Background: The American Heart Association 2010 Guidelines for CPR recommend that untrained bystanders provide CPR using chest compression only with an emphasis on “push hard and fast” (a chest compression depth of >5cm at a rate of >100 compressions/minute).
This study aimed to determine the feasibility of performing effective chest compressions according to the 2010 guidelines in comparison with the 2005 guidelines.
Methods: Fifty-eight sixth-year dentistry students participated in this study. They were divided into 2 groups, g-G2010 and g-G2005. The students were instructed to perform chest compressions according to the 2010 guidelines (g-G2010; compression rate >100 times per minute and >5 cm depth), or the 2005 guidelines (g-G2005; compression rate=100 times per minute and a depth of 4 to 5 cm). Both groups were asked to compress the chest of a manikin (HeartSim 4000, Laerdal Co.) for 5 one-minute sets, with a ten-second break between each set.
Results: The average numbers of chest compressions were 114 and 105 per minute in g-G2010 and g-G2005, respectively. Both groups maintained compression rates greater than 100 per minute during the 5-minute study period. In g-G2010, chest compressions deeper than 5 cm were achieved only in 58 ± 10 compressions in the first set, and this number decreased to 50 ± 10* compressions in the second set (*p<0.01 vs. the first set). The number of compressions deeper than 4 cm decreased significantly from 108 ± 4 in the first set to 97 ± 7* per minute in the second set (* p<0.05 vs. the first set). In g-G2005, on the other hand, the number of compressions deeper than 4 cm was 97 ± 5 in the first set, and decreased to 92 ± 6 in the second set (n.s.). In the third set, the number of compressions deeper than 4 cm in g-2010 further decreased to 84 ± 7* per minute, which was significantly lower than g-2005, which was 91 ± 6 in the same time set (*p<0.05 vs. g-2005).

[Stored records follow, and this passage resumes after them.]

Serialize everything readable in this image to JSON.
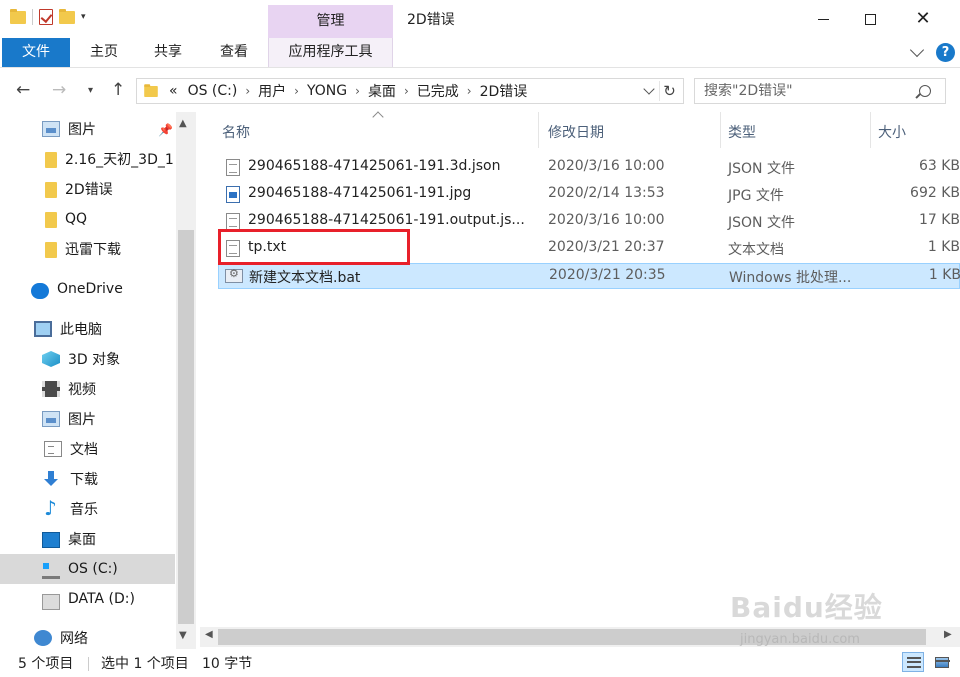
{
  "titlebar": {
    "manage_tab": "管理",
    "title": "2D错误",
    "close_glyph": "✕"
  },
  "ribbon": {
    "tabs": [
      "文件",
      "主页",
      "共享",
      "查看",
      "应用程序工具"
    ],
    "help": "?"
  },
  "address": {
    "crumbs": [
      "OS (C:)",
      "用户",
      "YONG",
      "桌面",
      "已完成",
      "2D错误"
    ],
    "overflow": "«",
    "separator": "›",
    "refresh_glyph": "↻"
  },
  "search": {
    "placeholder": "搜索\"2D错误\""
  },
  "sidebar": {
    "items": [
      {
        "label": "图片",
        "icon": "pictures-icon"
      },
      {
        "label": "2.16_天初_3D_1",
        "icon": "folder-icon"
      },
      {
        "label": "2D错误",
        "icon": "folder-icon"
      },
      {
        "label": "QQ",
        "icon": "folder-icon"
      },
      {
        "label": "迅雷下载",
        "icon": "folder-icon"
      },
      {
        "label": "OneDrive",
        "icon": "onedrive-icon"
      },
      {
        "label": "此电脑",
        "icon": "this-pc-icon"
      },
      {
        "label": "3D 对象",
        "icon": "3d-objects-icon"
      },
      {
        "label": "视频",
        "icon": "videos-icon"
      },
      {
        "label": "图片",
        "icon": "pictures-icon"
      },
      {
        "label": "文档",
        "icon": "documents-icon"
      },
      {
        "label": "下载",
        "icon": "downloads-icon"
      },
      {
        "label": "音乐",
        "icon": "music-icon"
      },
      {
        "label": "桌面",
        "icon": "desktop-icon"
      },
      {
        "label": "OS (C:)",
        "icon": "os-drive-icon"
      },
      {
        "label": "DATA (D:)",
        "icon": "drive-icon"
      },
      {
        "label": "网络",
        "icon": "network-icon"
      }
    ],
    "selected": "OS (C:)"
  },
  "columns": [
    "名称",
    "修改日期",
    "类型",
    "大小"
  ],
  "files": [
    {
      "name": "290465188-471425061-191.3d.json",
      "date": "2020/3/16 10:00",
      "type": "JSON 文件",
      "size": "63 KB",
      "icon": "json-file-icon"
    },
    {
      "name": "290465188-471425061-191.jpg",
      "date": "2020/2/14 13:53",
      "type": "JPG 文件",
      "size": "692 KB",
      "icon": "jpg-file-icon"
    },
    {
      "name": "290465188-471425061-191.output.js...",
      "date": "2020/3/16 10:00",
      "type": "JSON 文件",
      "size": "17 KB",
      "icon": "json-file-icon"
    },
    {
      "name": "tp.txt",
      "date": "2020/3/21 20:37",
      "type": "文本文档",
      "size": "1 KB",
      "icon": "text-file-icon"
    },
    {
      "name": "新建文本文档.bat",
      "date": "2020/3/21 20:35",
      "type": "Windows 批处理...",
      "size": "1 KB",
      "icon": "batch-file-icon"
    }
  ],
  "status": {
    "count": "5 个项目",
    "selection": "选中 1 个项目",
    "size": "10 字节"
  },
  "watermark": {
    "brand": "Baidu经验",
    "url": "jingyan.baidu.com"
  }
}
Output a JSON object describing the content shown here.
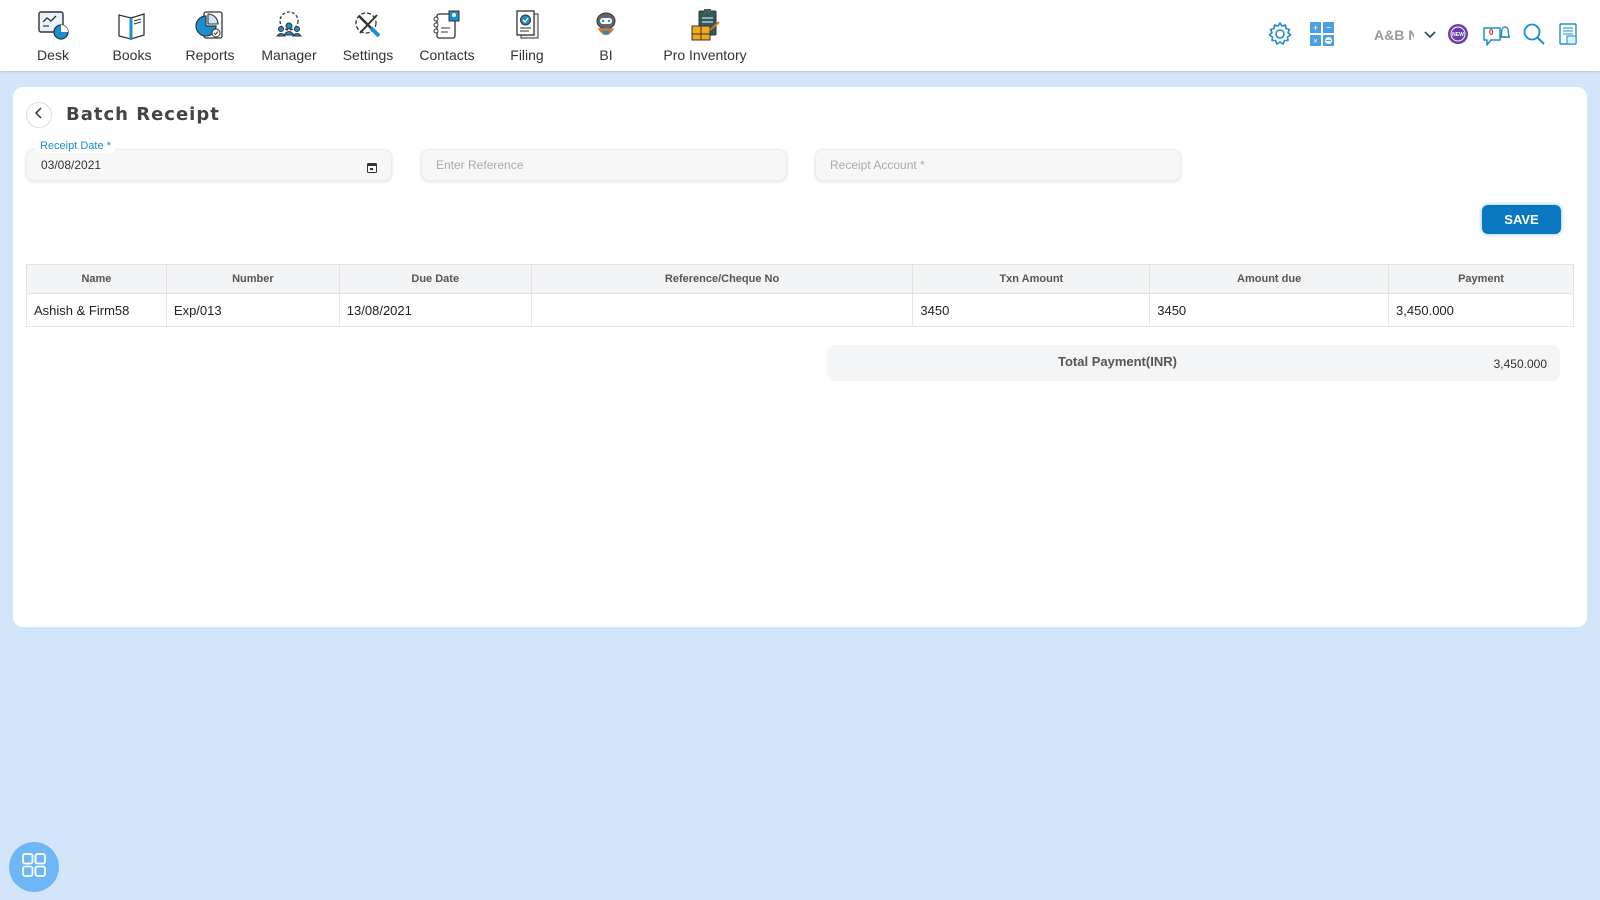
{
  "nav": {
    "items": [
      {
        "label": "Desk",
        "icon": "desk-icon"
      },
      {
        "label": "Books",
        "icon": "books-icon"
      },
      {
        "label": "Reports",
        "icon": "reports-icon"
      },
      {
        "label": "Manager",
        "icon": "manager-icon"
      },
      {
        "label": "Settings",
        "icon": "settings-tools-icon"
      },
      {
        "label": "Contacts",
        "icon": "contacts-icon"
      },
      {
        "label": "Filing",
        "icon": "filing-icon"
      },
      {
        "label": "BI",
        "icon": "bi-robot-icon"
      },
      {
        "label": "Pro Inventory",
        "icon": "pro-inventory-icon"
      }
    ]
  },
  "toolbar": {
    "company_name": "A&B N",
    "notification_count": "0",
    "new_badge": "NEW"
  },
  "page": {
    "title": "Batch Receipt",
    "receipt_date_label": "Receipt Date *",
    "receipt_date_value": "03/08/2021",
    "reference_placeholder": "Enter Reference",
    "receipt_account_placeholder": "Receipt Account *",
    "save_label": "SAVE"
  },
  "table": {
    "columns": [
      "Name",
      "Number",
      "Due Date",
      "Reference/Cheque No",
      "Txn Amount",
      "Amount due",
      "Payment"
    ],
    "rows": [
      {
        "name": "Ashish & Firm58",
        "number": "Exp/013",
        "due_date": "13/08/2021",
        "reference": "",
        "txn_amount": "3450",
        "amount_due": "3450",
        "payment": "3,450.000"
      }
    ]
  },
  "total": {
    "label": "Total Payment(INR)",
    "value": "3,450.000"
  },
  "colors": {
    "accent": "#0a78c0",
    "background": "#d3e5fb",
    "fab": "#6eb7f7"
  }
}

Conclusions: Our study demonstrated that the compression depth in g-G2010 was inadequate in half of the compressions during the first minute of CPR, and its quality degraded further thereafter. These results suggest that the recommended depth of compression in the 2010 guidelines might be difficult for lay rescuers to achieve in compression-only CPR.
- © 2012 by American Heart Association, Inc.